--- GIVEN DATA ---
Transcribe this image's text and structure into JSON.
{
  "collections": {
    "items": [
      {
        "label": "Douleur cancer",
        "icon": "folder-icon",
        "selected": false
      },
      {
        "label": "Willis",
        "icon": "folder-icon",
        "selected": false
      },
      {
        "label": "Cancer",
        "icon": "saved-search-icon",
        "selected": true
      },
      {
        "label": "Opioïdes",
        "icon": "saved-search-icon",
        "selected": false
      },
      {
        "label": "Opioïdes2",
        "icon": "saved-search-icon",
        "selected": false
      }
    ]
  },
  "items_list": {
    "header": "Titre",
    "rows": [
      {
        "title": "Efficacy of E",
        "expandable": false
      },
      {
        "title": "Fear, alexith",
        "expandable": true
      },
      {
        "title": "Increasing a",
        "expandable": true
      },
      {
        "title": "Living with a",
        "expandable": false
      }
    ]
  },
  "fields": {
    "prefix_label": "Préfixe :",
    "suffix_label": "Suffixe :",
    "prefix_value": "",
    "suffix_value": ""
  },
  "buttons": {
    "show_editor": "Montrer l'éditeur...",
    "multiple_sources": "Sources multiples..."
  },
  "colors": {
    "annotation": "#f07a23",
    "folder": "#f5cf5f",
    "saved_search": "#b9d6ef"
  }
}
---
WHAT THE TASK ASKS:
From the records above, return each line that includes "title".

WRITTEN ANSWER:
        "title": "Efficacy of E",
        "title": "Fear, alexith",
        "title": "Increasing a",
        "title": "Living with a",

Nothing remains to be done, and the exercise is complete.